Our overall goal is to investigate the molecular mechanisms through which fibrillin controls BMP growth factor activity and bioavailability.

Our specific aims are:

1. To exactly define and abolish the universal BMP propeptide targeting site within fibrillin
To fully test the importance of BMP-fibrillin interactions for development and postnatal life, mice need to be generated where the BMP propeptide binding site within fibrillin is abolished. To this end, our biochemical studies are directed towards providing the necessary information for establishing BMP binding-negative fibrillin mutant mouse models.

2. To precisely define the molecular requirements necessary for targeting and sequestration of BMP complexes by fibrillin
A comprehensive in-depth study of how molecular interactions between BMP propeptides and BMP growth factors and simultaneously between BMP propeptides and fibrillin occur will reveal the molecular requirements for silencing BMP activity by fibrillin.
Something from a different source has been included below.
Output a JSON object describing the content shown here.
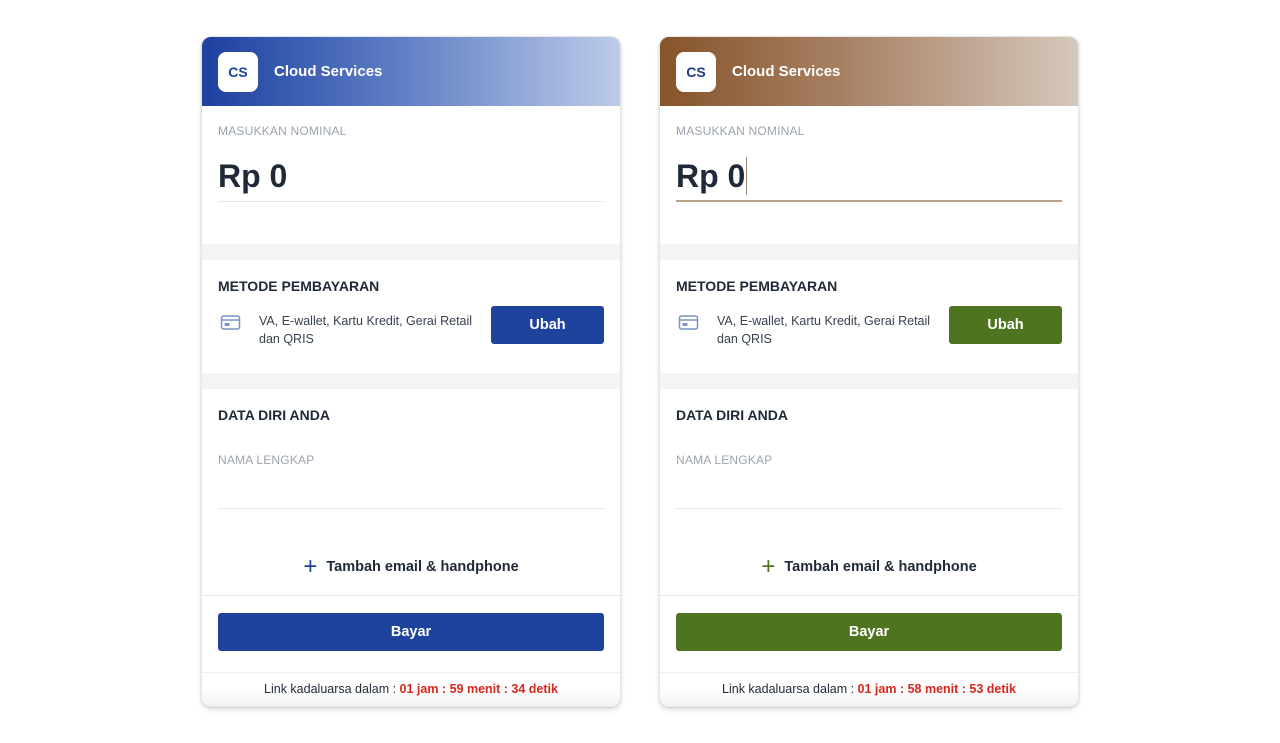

Moreover, it will provide a better understanding of how dysregulation of growth factor signaling occurs in disease situations wherein microfibrils become subject to proteolytic degradation.

3. To determine whether dominant negative effects on fibrillin microfibrils in vivo leads to release and activation of growth factor signaling
Our previous work contributed significantly to the emerging concept that growth factors of the TGF-β superfamily are targeted and sequestered by fibrillin microfibrils in the extracellular matrix of connective tissues. A logical consequence of this concept is that disruption of fibrillin microfibrils will perturb growth factor signaling. Understanding how growth factor signaling is perturbed is relevant to the pathogenesis of a variety of connective tissue diseases, including Marfan Syndrome. The recently established GT8 mouse line, which carries a truncation mutation of FBN1 fused with an eGFP tag, provides a great opportunity to study the consequences of fibrillin microfibril impairment on growth factor signaling in vivo.

01 März 2011
Gerhard Sengle
Institute for Biochemistry II, Joseph-Stelzmann-Strasse 52, D50931 Cologne
Suggestions and wishes: Gudrun Konertz